(Available data begins)

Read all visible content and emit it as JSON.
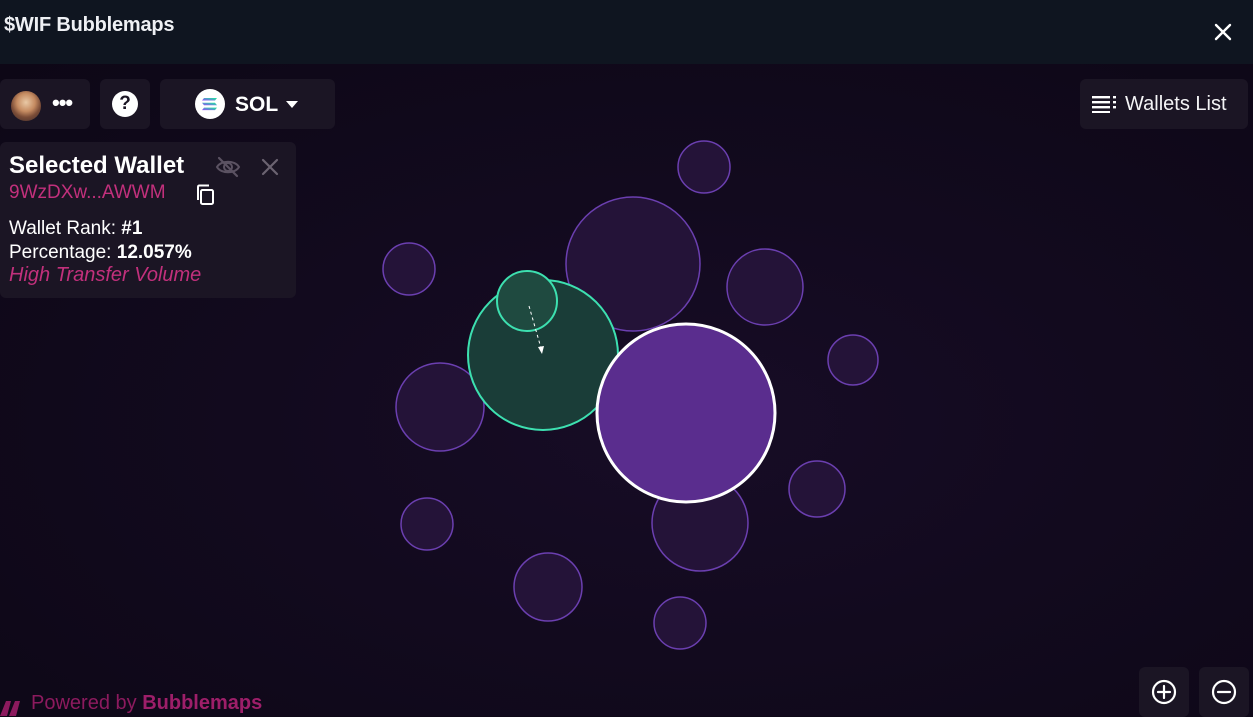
{
  "window": {
    "title": "$WIF Bubblemaps"
  },
  "toolbar": {
    "user_dots": "•••",
    "help_label": "?",
    "chain_label": "SOL",
    "wallets_list_label": "Wallets List"
  },
  "selected_wallet": {
    "title": "Selected Wallet",
    "address": "9WzDXw...AWWM",
    "rank_label": "Wallet Rank:",
    "rank_value": "#1",
    "percentage_label": "Percentage:",
    "percentage_value": "12.057%",
    "tag": "High Transfer Volume"
  },
  "footer": {
    "powered_prefix": "Powered by",
    "powered_brand": "Bubblemaps"
  },
  "colors": {
    "accent_pink": "#c2307c",
    "bubble_purple": "#5a2d8e",
    "bubble_outline": "#6b3fb0",
    "cluster_green": "#1a3d38",
    "cluster_outline": "#3de0b0",
    "background": "#0e0817",
    "panel": "#1b1524"
  },
  "icons": {
    "close": "close-icon",
    "hide": "eye-off-icon",
    "copy": "copy-icon",
    "list": "list-icon",
    "zoom_in": "zoom-in-icon",
    "zoom_out": "zoom-out-icon",
    "chain": "solana-logo-icon"
  }
}
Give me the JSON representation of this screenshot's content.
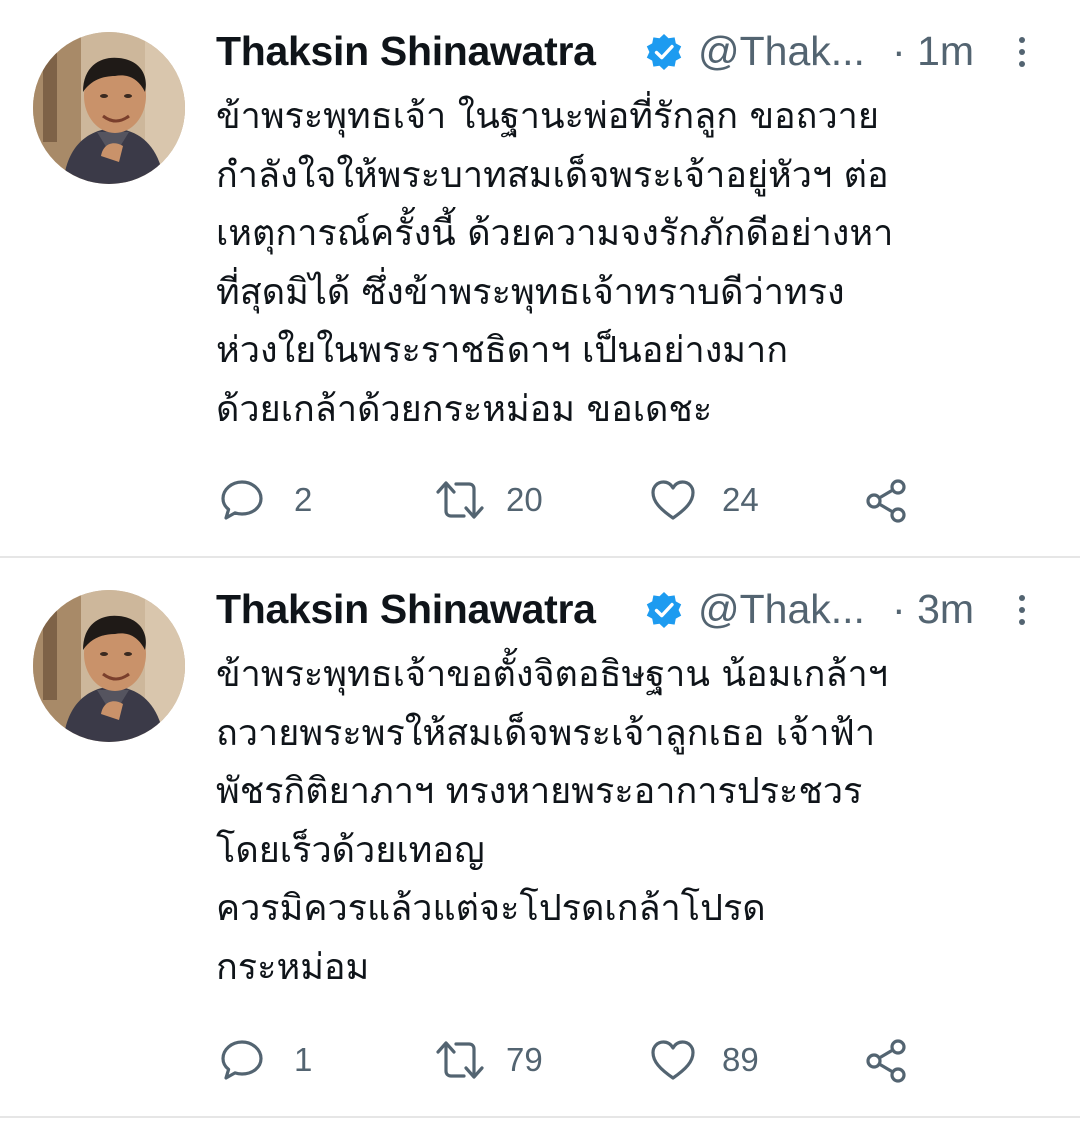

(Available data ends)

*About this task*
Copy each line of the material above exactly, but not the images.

*The answer*
Read all visible content and emit it as JSON.
{
  "window": {
    "title": "$WIF Bubblemaps"
  },
  "toolbar": {
    "user_dots": "•••",
    "help_label": "?",
    "chain_label": "SOL",
    "wallets_list_label": "Wallets List"
  },
  "selected_wallet": {
    "title": "Selected Wallet",
    "address": "9WzDXw...AWWM",
    "rank_label": "Wallet Rank:",
    "rank_value": "#1",
    "percentage_label": "Percentage:",
    "percentage_value": "12.057%",
    "tag": "High Transfer Volume"
  },
  "footer": {
    "powered_prefix": "Powered by",
    "powered_brand": "Bubblemaps"
  },
  "colors": {
    "accent_pink": "#c2307c",
    "bubble_purple": "#5a2d8e",
    "bubble_outline": "#6b3fb0",
    "cluster_green": "#1a3d38",
    "cluster_outline": "#3de0b0",
    "background": "#0e0817",
    "panel": "#1b1524"
  },
  "icons": {
    "close": "close-icon",
    "hide": "eye-off-icon",
    "copy": "copy-icon",
    "list": "list-icon",
    "zoom_in": "zoom-in-icon",
    "zoom_out": "zoom-out-icon",
    "chain": "solana-logo-icon"
  }
}
Give me the JSON representation of this screenshot's content.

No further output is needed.